Data listing =
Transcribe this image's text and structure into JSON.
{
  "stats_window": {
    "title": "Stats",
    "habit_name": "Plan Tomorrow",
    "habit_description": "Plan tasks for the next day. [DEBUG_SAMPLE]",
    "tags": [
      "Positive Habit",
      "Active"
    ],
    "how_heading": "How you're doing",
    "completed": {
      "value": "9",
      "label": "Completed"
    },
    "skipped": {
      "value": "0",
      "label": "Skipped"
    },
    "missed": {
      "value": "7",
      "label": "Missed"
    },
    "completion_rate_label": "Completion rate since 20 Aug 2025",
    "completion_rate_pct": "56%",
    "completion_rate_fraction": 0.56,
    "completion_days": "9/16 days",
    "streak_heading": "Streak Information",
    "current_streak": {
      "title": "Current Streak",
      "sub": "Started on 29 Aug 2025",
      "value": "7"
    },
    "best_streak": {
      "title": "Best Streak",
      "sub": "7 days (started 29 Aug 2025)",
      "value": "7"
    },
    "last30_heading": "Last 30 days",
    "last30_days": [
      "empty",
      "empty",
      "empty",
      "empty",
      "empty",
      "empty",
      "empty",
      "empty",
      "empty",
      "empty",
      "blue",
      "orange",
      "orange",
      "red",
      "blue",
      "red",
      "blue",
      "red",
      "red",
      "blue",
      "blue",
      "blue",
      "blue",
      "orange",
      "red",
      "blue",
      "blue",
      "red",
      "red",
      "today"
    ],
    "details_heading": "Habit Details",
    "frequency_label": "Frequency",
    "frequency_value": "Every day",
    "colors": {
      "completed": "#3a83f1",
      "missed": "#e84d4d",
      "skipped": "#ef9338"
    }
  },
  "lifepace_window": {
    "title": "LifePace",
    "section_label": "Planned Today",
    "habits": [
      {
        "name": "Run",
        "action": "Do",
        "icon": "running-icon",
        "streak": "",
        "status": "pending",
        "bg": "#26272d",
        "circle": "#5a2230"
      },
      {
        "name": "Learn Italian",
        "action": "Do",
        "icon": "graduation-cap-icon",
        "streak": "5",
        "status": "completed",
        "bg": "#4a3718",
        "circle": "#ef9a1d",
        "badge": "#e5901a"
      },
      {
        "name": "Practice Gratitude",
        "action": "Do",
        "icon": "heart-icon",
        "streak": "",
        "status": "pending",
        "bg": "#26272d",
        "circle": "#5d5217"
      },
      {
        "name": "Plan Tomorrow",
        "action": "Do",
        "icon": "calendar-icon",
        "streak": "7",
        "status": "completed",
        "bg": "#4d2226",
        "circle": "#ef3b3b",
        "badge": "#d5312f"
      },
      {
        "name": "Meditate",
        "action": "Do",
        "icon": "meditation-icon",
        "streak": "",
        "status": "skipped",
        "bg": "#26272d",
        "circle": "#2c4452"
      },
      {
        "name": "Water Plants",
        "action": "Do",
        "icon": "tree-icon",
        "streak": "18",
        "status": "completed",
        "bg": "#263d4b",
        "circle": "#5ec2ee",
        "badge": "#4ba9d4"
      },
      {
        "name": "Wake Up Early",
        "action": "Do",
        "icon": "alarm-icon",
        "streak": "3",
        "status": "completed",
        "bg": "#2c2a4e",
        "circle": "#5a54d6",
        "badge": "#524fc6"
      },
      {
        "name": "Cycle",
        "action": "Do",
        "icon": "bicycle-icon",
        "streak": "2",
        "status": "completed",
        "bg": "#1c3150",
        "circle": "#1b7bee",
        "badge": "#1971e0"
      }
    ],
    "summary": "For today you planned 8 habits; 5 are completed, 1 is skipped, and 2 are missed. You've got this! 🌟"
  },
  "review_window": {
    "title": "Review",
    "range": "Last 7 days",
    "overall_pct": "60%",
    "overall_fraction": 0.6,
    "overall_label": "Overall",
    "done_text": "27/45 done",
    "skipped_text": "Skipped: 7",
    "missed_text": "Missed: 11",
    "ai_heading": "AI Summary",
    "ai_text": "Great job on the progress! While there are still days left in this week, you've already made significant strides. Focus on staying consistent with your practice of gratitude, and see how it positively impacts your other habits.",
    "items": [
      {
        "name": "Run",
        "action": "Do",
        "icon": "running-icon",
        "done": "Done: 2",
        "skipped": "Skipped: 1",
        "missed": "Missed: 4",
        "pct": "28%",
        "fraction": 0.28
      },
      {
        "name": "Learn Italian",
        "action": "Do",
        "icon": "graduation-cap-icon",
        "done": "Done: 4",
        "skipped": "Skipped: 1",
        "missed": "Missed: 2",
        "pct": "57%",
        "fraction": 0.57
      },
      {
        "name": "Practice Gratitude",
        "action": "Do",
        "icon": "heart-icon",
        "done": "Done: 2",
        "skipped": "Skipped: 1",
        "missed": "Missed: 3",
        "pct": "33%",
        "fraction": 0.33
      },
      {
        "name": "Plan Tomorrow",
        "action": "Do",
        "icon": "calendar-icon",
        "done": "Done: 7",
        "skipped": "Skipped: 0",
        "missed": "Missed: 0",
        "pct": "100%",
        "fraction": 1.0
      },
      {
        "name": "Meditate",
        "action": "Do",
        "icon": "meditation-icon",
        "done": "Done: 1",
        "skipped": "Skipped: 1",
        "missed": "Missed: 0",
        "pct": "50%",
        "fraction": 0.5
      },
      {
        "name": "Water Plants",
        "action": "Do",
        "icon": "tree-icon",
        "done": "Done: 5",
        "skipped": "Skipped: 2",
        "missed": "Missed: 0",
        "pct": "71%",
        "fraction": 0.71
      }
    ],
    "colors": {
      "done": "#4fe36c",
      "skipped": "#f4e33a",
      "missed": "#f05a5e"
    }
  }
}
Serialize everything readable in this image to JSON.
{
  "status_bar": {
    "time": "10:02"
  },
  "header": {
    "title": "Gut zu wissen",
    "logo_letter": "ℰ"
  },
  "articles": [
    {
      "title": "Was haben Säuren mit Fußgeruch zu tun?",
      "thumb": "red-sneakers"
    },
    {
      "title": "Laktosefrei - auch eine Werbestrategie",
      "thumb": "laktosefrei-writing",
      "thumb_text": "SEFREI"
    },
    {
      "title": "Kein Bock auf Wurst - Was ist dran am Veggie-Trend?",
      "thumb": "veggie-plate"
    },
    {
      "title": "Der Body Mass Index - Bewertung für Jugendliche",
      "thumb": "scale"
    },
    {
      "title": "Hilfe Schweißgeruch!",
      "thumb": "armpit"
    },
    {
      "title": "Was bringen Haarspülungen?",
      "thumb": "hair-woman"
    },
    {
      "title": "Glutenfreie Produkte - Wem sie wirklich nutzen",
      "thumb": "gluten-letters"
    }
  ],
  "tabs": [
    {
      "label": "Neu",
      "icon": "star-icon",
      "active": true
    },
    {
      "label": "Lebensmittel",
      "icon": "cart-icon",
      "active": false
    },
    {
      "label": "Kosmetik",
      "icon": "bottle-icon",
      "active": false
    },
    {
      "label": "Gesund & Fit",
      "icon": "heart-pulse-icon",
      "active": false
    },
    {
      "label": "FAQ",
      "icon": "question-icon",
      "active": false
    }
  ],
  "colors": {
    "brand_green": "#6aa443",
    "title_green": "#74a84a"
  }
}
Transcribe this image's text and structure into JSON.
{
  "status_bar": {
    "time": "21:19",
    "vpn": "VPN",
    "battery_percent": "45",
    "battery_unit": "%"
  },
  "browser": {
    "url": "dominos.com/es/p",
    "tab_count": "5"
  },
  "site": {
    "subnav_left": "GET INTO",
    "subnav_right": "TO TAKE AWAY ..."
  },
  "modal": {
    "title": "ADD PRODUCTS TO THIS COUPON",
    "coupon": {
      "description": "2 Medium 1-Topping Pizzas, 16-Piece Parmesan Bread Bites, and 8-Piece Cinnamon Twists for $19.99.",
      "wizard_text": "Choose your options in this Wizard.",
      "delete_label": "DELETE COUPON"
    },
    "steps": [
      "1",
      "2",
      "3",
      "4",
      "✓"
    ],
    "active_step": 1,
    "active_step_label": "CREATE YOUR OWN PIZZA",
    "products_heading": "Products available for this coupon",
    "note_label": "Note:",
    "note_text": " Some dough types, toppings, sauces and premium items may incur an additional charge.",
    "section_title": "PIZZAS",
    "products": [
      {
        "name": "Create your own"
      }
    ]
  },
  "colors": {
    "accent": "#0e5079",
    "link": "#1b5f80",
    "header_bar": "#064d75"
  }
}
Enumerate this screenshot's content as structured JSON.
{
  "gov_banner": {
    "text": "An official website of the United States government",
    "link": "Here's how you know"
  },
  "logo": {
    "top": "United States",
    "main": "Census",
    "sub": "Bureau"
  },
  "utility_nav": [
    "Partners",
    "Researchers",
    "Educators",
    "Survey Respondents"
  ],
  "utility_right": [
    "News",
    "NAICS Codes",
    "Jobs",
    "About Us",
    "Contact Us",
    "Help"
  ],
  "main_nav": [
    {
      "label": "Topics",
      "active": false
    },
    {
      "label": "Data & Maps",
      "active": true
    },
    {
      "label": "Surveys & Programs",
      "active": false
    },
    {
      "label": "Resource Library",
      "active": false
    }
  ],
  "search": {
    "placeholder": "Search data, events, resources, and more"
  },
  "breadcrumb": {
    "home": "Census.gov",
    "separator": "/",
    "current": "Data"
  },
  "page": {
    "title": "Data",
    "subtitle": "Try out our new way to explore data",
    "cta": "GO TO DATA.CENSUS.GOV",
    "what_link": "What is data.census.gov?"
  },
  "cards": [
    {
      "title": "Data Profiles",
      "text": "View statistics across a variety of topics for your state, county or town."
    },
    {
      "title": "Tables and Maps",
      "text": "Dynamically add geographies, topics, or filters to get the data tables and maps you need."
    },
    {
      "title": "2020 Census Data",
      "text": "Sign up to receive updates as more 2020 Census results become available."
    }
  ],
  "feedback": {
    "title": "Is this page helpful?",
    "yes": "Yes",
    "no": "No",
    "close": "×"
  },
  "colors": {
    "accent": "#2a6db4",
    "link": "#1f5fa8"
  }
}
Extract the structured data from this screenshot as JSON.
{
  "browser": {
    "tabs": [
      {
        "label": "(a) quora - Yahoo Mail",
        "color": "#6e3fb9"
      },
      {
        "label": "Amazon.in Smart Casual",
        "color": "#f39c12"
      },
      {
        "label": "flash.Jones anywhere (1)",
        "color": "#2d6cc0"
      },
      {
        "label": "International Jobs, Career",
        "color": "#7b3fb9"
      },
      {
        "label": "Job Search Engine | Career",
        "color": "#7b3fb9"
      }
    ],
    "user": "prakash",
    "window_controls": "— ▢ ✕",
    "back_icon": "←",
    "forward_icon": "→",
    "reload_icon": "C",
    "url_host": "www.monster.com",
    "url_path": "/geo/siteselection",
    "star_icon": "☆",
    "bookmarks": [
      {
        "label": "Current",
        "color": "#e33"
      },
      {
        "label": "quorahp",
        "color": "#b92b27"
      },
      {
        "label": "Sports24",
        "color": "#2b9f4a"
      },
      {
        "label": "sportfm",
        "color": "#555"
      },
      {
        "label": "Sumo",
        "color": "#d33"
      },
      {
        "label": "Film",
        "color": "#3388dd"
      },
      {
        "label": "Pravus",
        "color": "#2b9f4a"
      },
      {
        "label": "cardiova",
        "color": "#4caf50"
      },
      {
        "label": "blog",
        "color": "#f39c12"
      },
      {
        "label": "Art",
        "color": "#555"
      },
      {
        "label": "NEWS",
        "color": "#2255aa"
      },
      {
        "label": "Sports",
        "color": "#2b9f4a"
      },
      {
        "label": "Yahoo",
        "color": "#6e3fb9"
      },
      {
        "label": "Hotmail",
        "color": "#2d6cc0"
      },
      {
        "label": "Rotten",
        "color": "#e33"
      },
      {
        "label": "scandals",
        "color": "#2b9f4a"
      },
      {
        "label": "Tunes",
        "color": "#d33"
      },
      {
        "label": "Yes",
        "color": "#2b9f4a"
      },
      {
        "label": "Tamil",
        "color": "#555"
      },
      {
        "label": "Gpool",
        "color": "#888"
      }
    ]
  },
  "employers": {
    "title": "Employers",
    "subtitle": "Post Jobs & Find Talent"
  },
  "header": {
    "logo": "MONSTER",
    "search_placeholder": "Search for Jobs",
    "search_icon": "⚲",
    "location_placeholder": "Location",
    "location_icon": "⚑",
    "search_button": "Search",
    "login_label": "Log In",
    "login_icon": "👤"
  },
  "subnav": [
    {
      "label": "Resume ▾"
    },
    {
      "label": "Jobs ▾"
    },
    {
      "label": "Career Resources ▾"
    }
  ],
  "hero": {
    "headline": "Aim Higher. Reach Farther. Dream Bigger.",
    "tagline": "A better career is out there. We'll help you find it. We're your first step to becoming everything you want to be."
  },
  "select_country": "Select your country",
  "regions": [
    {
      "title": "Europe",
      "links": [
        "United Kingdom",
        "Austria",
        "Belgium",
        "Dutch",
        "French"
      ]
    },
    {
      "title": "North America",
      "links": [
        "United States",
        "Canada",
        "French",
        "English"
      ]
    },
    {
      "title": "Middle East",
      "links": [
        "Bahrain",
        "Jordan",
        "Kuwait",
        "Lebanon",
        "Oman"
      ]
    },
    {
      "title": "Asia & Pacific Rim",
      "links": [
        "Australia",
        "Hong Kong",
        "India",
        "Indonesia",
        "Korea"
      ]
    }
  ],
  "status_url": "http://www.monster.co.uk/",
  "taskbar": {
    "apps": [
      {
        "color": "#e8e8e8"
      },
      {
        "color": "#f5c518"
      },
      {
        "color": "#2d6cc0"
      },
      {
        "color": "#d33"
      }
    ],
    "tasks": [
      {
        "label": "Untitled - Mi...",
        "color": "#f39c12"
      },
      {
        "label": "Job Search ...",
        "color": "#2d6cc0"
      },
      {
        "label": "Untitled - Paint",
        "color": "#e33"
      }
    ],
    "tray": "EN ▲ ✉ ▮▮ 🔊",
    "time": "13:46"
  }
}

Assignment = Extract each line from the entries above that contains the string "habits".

Result =
    "habits": [
    "summary": "For today you planned 8 habits; 5 are completed, 1 is skipped, and 2 are missed. You've got this! 🌟"
    "ai_text": "Great job on the progress! While there are still days left in this week, you've already made significant strides. Focus on staying consistent with your practice of gratitude, and see how it positively impacts your other habits.",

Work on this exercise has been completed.